Urban Cinefile  
 The World of Film in Australia - on the Internet Updated Tuesday July 28, 2020 


Fifteen-year-old best friends Claude (Alison Folland) and Ellen (Tara Subkoff) have lived within walking distance of each other's apartment buildings in New York’s Hell's Kitchen since kindergarten. With school just getting out for a long, sticky summer, the pair's established plan is to start a riot girl band together. Ellen has suddenly begun spending all her time with Mark (Cole Hauser), a thuggish new boyfriend who keeps her supplied with all the drugs, while Claude works in the local pizza parlour with gay friend Jesse (Wilson Cruz). When Luke (Pat Briggs), a musician friend who lives in the same building, is murdered, Claude’s life is turned upside-down: her relationship with Ellen begins to disintegrate and she meets Lucy (Leisha Hailey) at a girl punk rock club. All the while, Claude is finally beginning to realise that her affection for Ellen may well run a little deeper than the accepted norms of heterosexual friendship.

"All Over Me is cinema verité, exploring the self-image, self-doubts, friendships and sexuality of a teenage girl, living in a tough NY suburb against a music background. The Sichel sisters have created an acutely realistic look at teenagers today, with mono-syllabic ‘teen-talk’, no frills and every imperfection on display. The two lead performances are riveting: Alison Folland as the insecure, ugly duckling Claude, and Tara Subkoff, full of outward bravado while inwardly floundering. The scenes where Claude preens before the ‘fat’ mirror in front of the fridge, as she gorges herself on ice scream are haunting, as is Ellen’s dark-eyed little girl lost, set on the path of self-destruction of experimental drugs. Especially commendable are the nuances, the shades of grey that are part and parcel of relationships and so well canvassed here. The entire cast is engaging, and Leisha Hailey’s film debut as Lucy shines with a blatant kind of honestly. The complicated issue of sexuality is broached with ambiguity, allowing the viewer to understand the complexities and implications. While it may not be new to explore the world and sexuality of teenagers, this slice of life has its own poignancy. It may not appeal to everyone – but for those who enter this disturbing world, it is a rewarding experience."
Louise Keller

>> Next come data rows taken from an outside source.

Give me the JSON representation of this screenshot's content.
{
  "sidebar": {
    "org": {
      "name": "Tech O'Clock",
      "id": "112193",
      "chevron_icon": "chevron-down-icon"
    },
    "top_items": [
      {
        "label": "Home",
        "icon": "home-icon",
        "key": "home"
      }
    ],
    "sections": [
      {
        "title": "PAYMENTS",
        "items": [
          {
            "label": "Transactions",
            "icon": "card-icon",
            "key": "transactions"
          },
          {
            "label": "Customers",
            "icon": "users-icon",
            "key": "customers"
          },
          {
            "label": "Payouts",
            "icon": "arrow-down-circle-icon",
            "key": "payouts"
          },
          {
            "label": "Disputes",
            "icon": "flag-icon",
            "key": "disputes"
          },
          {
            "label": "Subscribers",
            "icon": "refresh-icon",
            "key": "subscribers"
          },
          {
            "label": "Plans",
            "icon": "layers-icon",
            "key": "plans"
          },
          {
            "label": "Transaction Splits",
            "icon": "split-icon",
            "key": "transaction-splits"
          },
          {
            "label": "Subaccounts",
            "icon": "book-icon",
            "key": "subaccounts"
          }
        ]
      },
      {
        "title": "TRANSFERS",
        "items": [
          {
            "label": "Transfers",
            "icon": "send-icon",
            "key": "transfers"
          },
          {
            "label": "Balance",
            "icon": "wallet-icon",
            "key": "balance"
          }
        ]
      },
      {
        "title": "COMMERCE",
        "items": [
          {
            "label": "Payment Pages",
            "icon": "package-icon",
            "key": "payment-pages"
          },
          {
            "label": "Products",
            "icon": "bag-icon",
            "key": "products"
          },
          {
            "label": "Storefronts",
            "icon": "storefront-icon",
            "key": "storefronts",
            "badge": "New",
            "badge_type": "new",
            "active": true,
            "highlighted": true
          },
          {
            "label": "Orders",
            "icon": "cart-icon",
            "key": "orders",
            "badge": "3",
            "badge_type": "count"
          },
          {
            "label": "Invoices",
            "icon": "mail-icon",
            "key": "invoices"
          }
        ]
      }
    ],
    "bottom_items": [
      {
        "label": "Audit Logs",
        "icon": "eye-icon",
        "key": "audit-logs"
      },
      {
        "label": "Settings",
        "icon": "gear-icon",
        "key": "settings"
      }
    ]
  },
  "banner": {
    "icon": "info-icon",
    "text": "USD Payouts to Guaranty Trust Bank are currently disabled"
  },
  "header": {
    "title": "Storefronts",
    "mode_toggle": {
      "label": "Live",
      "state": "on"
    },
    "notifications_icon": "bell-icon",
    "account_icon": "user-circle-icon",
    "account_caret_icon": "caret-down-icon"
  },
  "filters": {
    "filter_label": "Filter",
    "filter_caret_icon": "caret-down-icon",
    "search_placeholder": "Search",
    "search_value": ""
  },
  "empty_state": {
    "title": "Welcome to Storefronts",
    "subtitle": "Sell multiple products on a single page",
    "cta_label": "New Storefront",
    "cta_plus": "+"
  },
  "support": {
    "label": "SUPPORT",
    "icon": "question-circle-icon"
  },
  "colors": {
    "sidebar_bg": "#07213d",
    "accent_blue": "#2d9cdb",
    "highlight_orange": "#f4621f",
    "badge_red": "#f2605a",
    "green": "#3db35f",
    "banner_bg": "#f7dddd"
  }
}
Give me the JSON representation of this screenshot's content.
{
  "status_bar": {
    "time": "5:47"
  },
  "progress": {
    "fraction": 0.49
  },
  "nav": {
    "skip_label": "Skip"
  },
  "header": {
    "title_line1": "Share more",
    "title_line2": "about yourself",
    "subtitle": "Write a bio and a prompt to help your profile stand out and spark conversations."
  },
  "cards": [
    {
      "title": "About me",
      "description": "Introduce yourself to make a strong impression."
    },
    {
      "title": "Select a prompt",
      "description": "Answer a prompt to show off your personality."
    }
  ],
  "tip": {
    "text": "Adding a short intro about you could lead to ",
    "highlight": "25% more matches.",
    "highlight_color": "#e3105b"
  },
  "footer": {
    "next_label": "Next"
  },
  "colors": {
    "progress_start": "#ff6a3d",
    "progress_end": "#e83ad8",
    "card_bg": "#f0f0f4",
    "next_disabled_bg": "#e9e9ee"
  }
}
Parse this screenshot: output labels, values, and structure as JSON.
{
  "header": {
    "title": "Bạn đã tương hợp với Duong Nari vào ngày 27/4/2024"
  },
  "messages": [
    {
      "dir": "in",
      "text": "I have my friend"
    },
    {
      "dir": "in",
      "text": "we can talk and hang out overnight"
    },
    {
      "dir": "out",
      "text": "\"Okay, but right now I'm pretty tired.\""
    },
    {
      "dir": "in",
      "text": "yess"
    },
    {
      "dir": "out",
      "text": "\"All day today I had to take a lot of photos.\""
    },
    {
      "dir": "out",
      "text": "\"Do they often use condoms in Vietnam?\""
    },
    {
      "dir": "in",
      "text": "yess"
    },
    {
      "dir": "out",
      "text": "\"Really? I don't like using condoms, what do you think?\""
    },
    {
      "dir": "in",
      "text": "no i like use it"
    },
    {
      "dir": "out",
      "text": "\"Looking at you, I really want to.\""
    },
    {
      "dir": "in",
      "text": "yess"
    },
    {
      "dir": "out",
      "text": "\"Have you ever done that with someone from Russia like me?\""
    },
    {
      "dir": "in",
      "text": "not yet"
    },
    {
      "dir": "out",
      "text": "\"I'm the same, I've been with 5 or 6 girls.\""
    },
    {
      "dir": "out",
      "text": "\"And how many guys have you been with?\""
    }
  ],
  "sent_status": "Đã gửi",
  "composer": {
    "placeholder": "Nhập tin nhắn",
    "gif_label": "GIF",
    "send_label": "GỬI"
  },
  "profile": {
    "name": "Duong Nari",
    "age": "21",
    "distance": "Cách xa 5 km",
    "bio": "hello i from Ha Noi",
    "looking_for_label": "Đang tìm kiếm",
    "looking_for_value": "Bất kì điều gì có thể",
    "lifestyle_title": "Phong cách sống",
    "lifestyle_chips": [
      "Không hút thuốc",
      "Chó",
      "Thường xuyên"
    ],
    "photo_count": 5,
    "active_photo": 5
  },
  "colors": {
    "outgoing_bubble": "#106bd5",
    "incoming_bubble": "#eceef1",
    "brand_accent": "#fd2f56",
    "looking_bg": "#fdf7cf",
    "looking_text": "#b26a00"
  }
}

"Films about teenagers growing up and confronting their own sexuality are nothing new, whether that sexuality is heterosexual or homosexual. School girl angst, drug experimentation, loutish boyfriends, single mums and their lovers . . . You might get the feeling that it's all been done before and you'd be right. In what was a lacklustre year at this year's Sundance Film Festival, All Over Me, the first feature by director Alex Sichel, was another uninspiring effort, a film bogged down by a plot and characters that are underwhelming at best. This is a film so intensely depressing, so full of its own self importance, as if the film makers have forgotten that cinema is meant to be savoured by us all, not by a select few. While the central performances are fine, especially that of star-in the-making Tara Subkoff as the tragically disposed Ellen, and the film is well-meaning enough, it rambles on to its inconclusive conclusion when we've never really got to know these girls. It's a sad film, almost relentlessly so, a film about growing up where the growth seems to have been stagnating."
Paul Fischer

Email this article


Favourable: 1
Unfavourable: 1
Mixed: 0



CAST: Alison Folland, Tara Subkoff, Cole Hauaser, Wilson Cruz,l Ann Dowd, Leisha Hailey, Pat Briggs, Shawn Hatosy, Vincent Pastore

DIRECTOR: Alex Sichel

PRODUCER: Dolly Hall

SCRIPT: Sylvia Sichel


EDITOR: Sabine Hoffmann

MUSIC: Bill Coleman


RUNNING TIME: 89 minutes



AUSTRALIAN RELEASE: Sydney: February 26, 1998; Melbourne: March 19, 1998


AWARDS: Winner, Teddy Bear for Best Feature Film - 47th Berlin International Film Festival 1997; Winner, Reader’s Prize of the Siegessaule, 47th Berlin International Film Festival 1997; Official Selection Sundance Film Festival, 1997



© Urban Cinefile 1997 - 2020